Investors’ pain becomes buyer’s gain as housing prices stagnate
MUMBAI | NEW DELHI: A sharp decline in property price appreciation in top Indian cities has pushed investors out of the housing market in India, which has turned into an end users’ paradise, thanks to stagnating prices and, in some cases, deeply discounted distress sales.
Investors say they are unable to exit multiple investments made over the last few years even at a loss, accentuating the pain for them. In Mumbai, for instance, the average residential property prices in the city and its suburbs witnessed an appreciation of only 3.3% in 2015 as against an average of 7% in 2014, showed a study by property consultancy JLL India. Similar was the case with the Delhi-National Capital Region, which is a big investor market, and Bengaluru and Chennai. All of these markets have seen prices appreciating around 2% in the last quarter of 2015.
“A sign of any residential market’s increasing maturity is evidenced by gentler price appreciation a process which has been very much in evidence in the country’s financial capital.
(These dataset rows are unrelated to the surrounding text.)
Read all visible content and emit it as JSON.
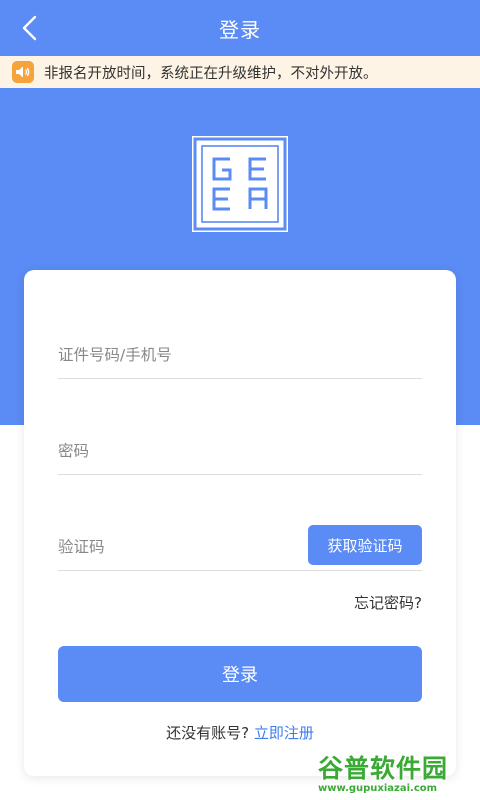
{
  "header": {
    "title": "登录"
  },
  "notice": {
    "text": "非报名开放时间，系统正在升级维护，不对外开放。"
  },
  "logo": {
    "text": "GEEA"
  },
  "form": {
    "account_placeholder": "证件号码/手机号",
    "password_placeholder": "密码",
    "code_placeholder": "验证码",
    "get_code_label": "获取验证码",
    "forgot_label": "忘记密码?",
    "login_label": "登录",
    "no_account_text": "还没有账号?",
    "register_label": "立即注册"
  },
  "watermark": {
    "main": "谷普软件园",
    "sub": "www.gupuxiazai.com"
  },
  "colors": {
    "primary": "#5b8bf4",
    "notice_bg": "#fdf4e6",
    "notice_icon": "#f5a33a",
    "link": "#3f7cf2"
  }
}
Fourth quarter price performance in Delhi-NCR, Bengaluru and Chennai is also representation of what happened through the year,” said Ramesh Nair, chief operating officer, business and international director at JLL India.
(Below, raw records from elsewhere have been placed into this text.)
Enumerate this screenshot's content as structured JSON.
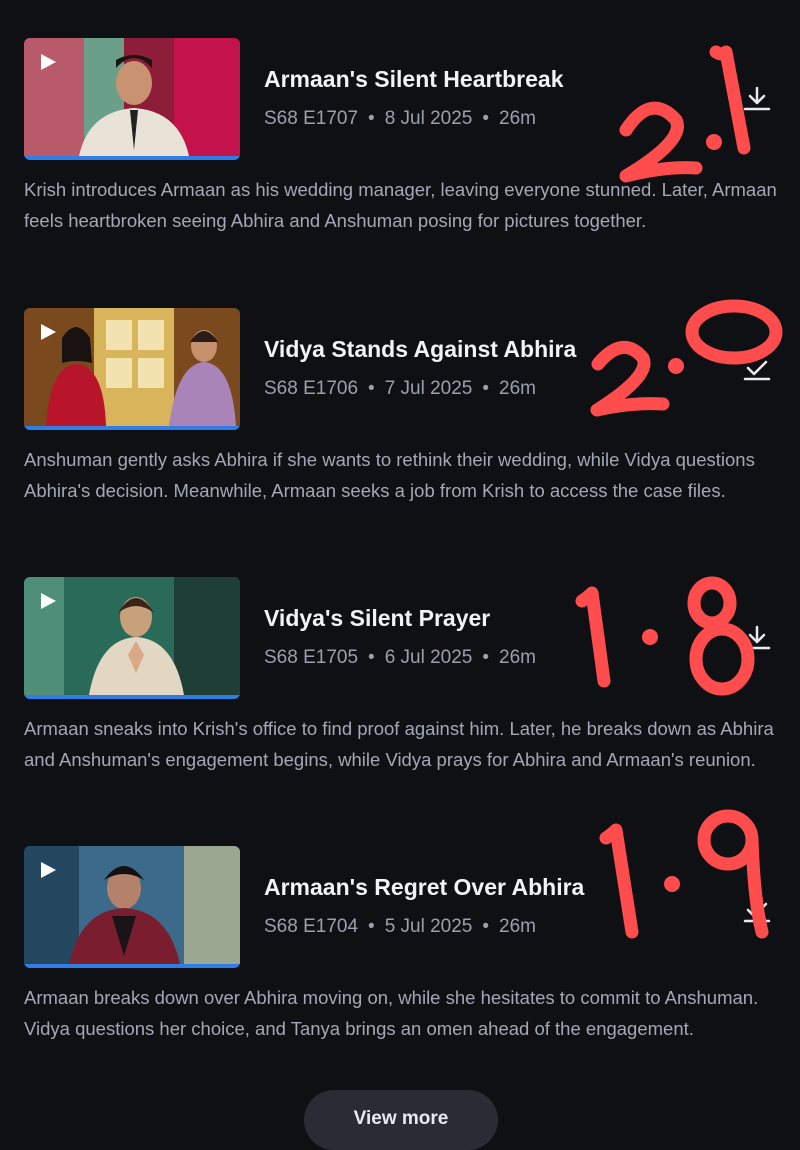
{
  "episodes": [
    {
      "title": "Armaan's Silent Heartbreak",
      "code": "S68 E1707",
      "date": "8 Jul 2025",
      "duration": "26m",
      "progress": 1.0,
      "rating_scribble": "2.1",
      "description": "Krish introduces Armaan as his wedding manager, leaving everyone stunned. Later, Armaan feels heartbroken seeing Abhira and Anshuman posing for pictures together."
    },
    {
      "title": "Vidya Stands Against Abhira",
      "code": "S68 E1706",
      "date": "7 Jul 2025",
      "duration": "26m",
      "progress": 1.0,
      "rating_scribble": "2.0",
      "description": "Anshuman gently asks Abhira if she wants to rethink their wedding, while Vidya questions Abhira's decision. Meanwhile, Armaan seeks a job from Krish to access the case files."
    },
    {
      "title": "Vidya's Silent Prayer",
      "code": "S68 E1705",
      "date": "6 Jul 2025",
      "duration": "26m",
      "progress": 1.0,
      "rating_scribble": "1.8",
      "description": "Armaan sneaks into Krish's office to find proof against him. Later, he breaks down as Abhira and Anshuman's engagement begins, while Vidya prays for Abhira and Armaan's reunion."
    },
    {
      "title": "Armaan's Regret Over Abhira",
      "code": "S68 E1704",
      "date": "5 Jul 2025",
      "duration": "26m",
      "progress": 1.0,
      "rating_scribble": "1.9",
      "description": "Armaan breaks down over Abhira moving on, while she hesitates to commit to Anshuman. Vidya questions her choice, and Tanya brings an omen ahead of the engagement."
    }
  ],
  "separator": "•",
  "view_more_label": "View more",
  "colors": {
    "background": "#0f1014",
    "progress": "#2f7ee8",
    "scribble": "#ff4d4d"
  },
  "icons": {
    "play": "play-icon",
    "download": "download-icon",
    "downloaded": "downloaded-check-icon"
  }
}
“The forecasted increase in Mumbai residential property prices in 2016 is expected to be 6%. While a price rise of 6-7% (yo-y) was predicted for 2015, the actual increase should come as a pleasant surprise to home buyers.”
Unlike the pre-global financial crisis (GFC) times when prices saw double-digit growth (y-o-y) across the city and suburbs the market has seen a rather subdued growth in prices over the last couple of years, showed the JLL India study. The subdued rise indicates the maturing residential market, which should be a good news for end users who wish to buy homes, but a turn off for several investors who are used to making super-normal profits.
For instance, Subhash Sarin, who supplies raw materials to the beer industry, has been investing in property for over a decade but of-late he has decided to stay away. “Even if you are getting a property 30% cheaper today, there is still no confidence to buy. We don’t know how much lower it can get. There is negative appreciation today, so it’s not prudent to invest in property now,” said Sarin.
He points out another reason why many investors are not putting in money into property. “It is very difficult to exit today from investment made earlier, even at a loss,” Sarin said.
Instead, he is now parking his money into the safety of fixed deposits and also lowrisk mutual funds as even gold has lost its sheen.
For investors, rental yields act as an additional return apart from the sale price of the apartment until the deal gets concluded. However, these yields are also not so attractive to make up for the shortfall in profits.
“Current market does not offer any incentive to investors, even our usual set of investors are not showing any interest in picking up properties. If annual appreciation is less than 5% and lease rental yield is around 1.5% per annum, then why would they be keen to invest?,” asked Yashwant Dalal, president, Estate Agents Association of India.
While there are select markets like Pune, Hyderabad and Kolkata that have still seen relatively better appreciation in home prices at 5-10%, most of this is attributed to demand from end users than investors.
Back in Mumbai, at sub-market level, south-central Mumbai and the eastern suburbs saw the maximum appreciation at 4.3% and 4% respectively, followed by north Mumbai and western suburbs at 3.9% and 3.5% respectively. Outside the city and suburbs, Thane saw a 3% appreciation in capital values, while the figure for Navi Mumbai stood at 6%. However, Navi Mumbai also has a lot of unsold inventory in many of its pockets and only few precincts are witnessing good demand.